As a retina specialist, I see a lot of people that have substantial vision loss from diabetic retinopathy, macular degeneration and other diseases. Diabetic retinopathy and macular degeneration are the core of a retinal specialist’s practice; the top two leading causes of new blindness in adults.
What about glasses?
When people lose vision due to retinal disease , glasses can help only to a point. While other conditions can cause decreased vision not improved with glasses, I am speaking of patients with retinal disease and no other issues, such as cataract. When we measure the vision in any patient, we speak of the “best corrected” vision, that is, the vision using the correct prescription. The glasses/contacts/laser vision correction can only focus the images on the surface of the retina. If the retina does not function properly, vision may not be improved with glasses. To state another way, patients that see 20/20 usually have normal, healthy, retinas.
What about Low Vision Aids?
Unfortunately, too many people are legally blind from these two diseases. Low vision aids can sometimes be of use, but I usually warn patients that many of the aids require “relearning” simple routine tasks. Also, low vision aids usually are not simply “more powerful” glasses – something you strap on and “see” better. Lastly, to function with a new aid (such as a magnifier) takes motivation. If a patient isn’t interested, it may be a very difficult transition.
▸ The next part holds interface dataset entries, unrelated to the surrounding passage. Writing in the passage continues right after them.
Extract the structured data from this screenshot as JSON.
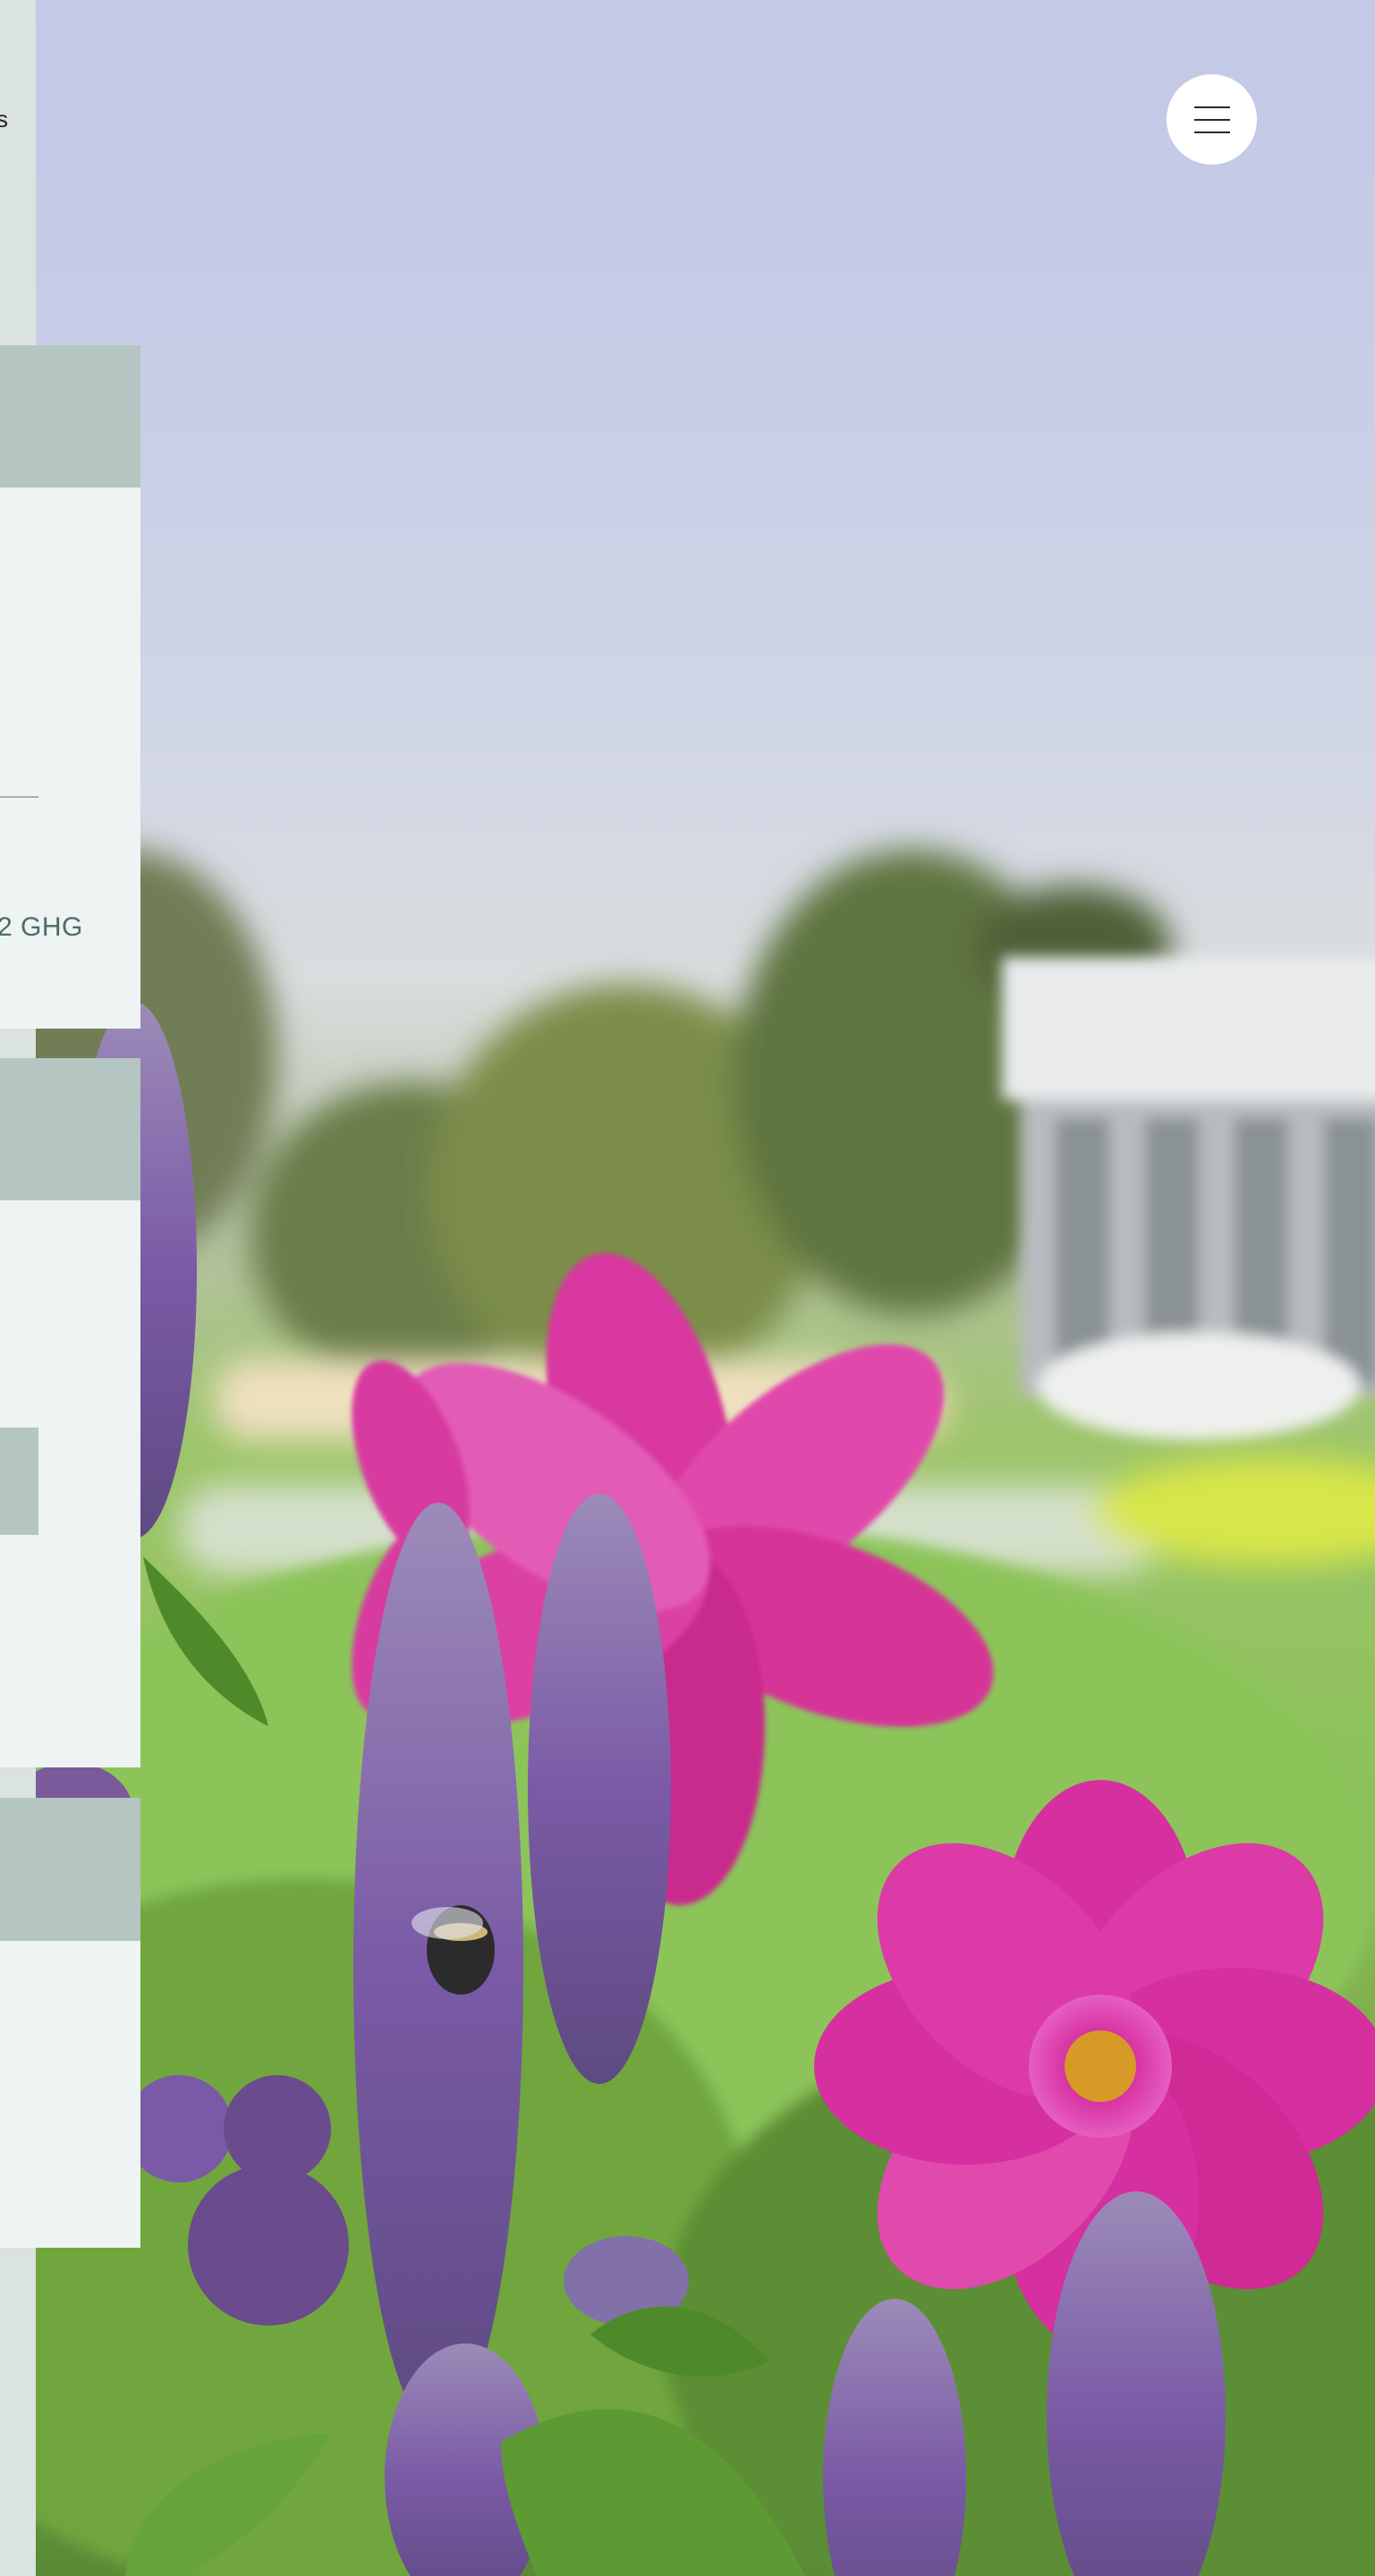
{
  "sidebar": {
    "partial_label": "s"
  },
  "cards": [
    {
      "stat_text": "2 GHG"
    },
    {
      "button_label": ""
    },
    {}
  ],
  "menu": {
    "icon": "hamburger-menu-icon"
  },
  "background": {
    "subject": "flower-field-photo",
    "colors": {
      "sky": "#c6cce6",
      "foliage": "#8cc15a",
      "flower_magenta": "#d6309e",
      "flower_purple": "#7a5aa6"
    }
  },
  "theme": {
    "card_bg": "#eef3f3",
    "card_header_bg": "#b5c6c2",
    "stat_color": "#4d6c66"
  }
}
In all cases, I do recommend an evaluation, if only for educational purposes.
Randall V. Wong, M.D.
Ophthalmologist, Retinal Specialist